The advantage is enhanced fuel economy. Those of us who don’t prefer it have likened its effect to that of a motorboat or airplane taking off. Hit the accelerator and the engine revs up, the car takes off and then ease off the accelerator to let the engine powers down as it reaches cruising speed.
Acceleration was adequate, if not spectacular, but fuel mileage definitely was definitely above average for a mid-size sedan. In a week of mostly suburban and highway driving, I average about 26 mpg.
Ride and handling were excellent for a 3,200-pound front-wheel-drive vehicle, thanks to its independent suspension, power rack-and-pinion steering and four wheel disc brakes.
The Altima is not quite the sport sedan Nissan publicity would want you to believe, but the car is entirely predictable in normal driving situations.
The 2.5 S Special Edition combines extra features in a $750 package that would cost $1,250 if ordered separately.

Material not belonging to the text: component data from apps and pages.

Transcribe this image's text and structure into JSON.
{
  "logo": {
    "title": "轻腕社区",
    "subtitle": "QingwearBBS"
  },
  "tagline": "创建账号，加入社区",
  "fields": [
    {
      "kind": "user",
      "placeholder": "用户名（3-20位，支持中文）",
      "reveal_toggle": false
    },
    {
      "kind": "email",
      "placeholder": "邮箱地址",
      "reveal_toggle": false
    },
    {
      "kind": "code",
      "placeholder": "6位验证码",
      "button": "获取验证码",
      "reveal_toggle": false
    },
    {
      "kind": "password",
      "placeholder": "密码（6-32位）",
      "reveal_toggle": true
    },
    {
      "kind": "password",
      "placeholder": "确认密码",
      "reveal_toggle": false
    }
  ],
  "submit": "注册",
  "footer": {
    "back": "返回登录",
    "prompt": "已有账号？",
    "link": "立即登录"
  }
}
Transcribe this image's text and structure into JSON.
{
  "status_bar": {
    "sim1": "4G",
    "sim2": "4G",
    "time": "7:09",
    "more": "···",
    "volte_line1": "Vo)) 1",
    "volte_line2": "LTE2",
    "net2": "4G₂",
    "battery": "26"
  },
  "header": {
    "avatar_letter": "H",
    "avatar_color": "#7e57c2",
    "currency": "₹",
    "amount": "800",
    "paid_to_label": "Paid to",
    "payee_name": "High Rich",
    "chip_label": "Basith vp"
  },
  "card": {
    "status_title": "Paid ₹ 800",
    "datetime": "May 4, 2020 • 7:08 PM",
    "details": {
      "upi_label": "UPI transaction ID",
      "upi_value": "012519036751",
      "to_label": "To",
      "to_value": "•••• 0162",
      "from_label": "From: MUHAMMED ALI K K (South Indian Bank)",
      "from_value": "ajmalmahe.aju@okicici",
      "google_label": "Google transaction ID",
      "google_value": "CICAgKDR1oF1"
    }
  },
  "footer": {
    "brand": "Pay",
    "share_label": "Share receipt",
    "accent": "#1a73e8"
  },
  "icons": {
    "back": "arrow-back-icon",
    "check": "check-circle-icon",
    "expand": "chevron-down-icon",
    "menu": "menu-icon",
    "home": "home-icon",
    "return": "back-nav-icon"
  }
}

They consist of 16-inch alloy wheels, fog lights, automatic on/off headlights, leather-wrapped steering wheel with audio controls and, for reasons I can’t quite fathom, a rear spoiler.
Standard safety features include seat belts, airbags, side curtains and anti-lock brakes with stability control, traction control and electronic brake-force distribution.
Standard comfort and convenience features include a six-speaker sound system, air conditioning, cruise control, trip computer and keyless locks and ignition.
If you need a competent mid-size family car that offers a reasonable price and better than average fuel mileage. the four-cylinder Altima just might be the right choice.
Hit Subscribe, enter e-mail adddress and get all of Nick Yost’s auto news and reviews for free.
Follow Nick Yost on Twitter and Facebook.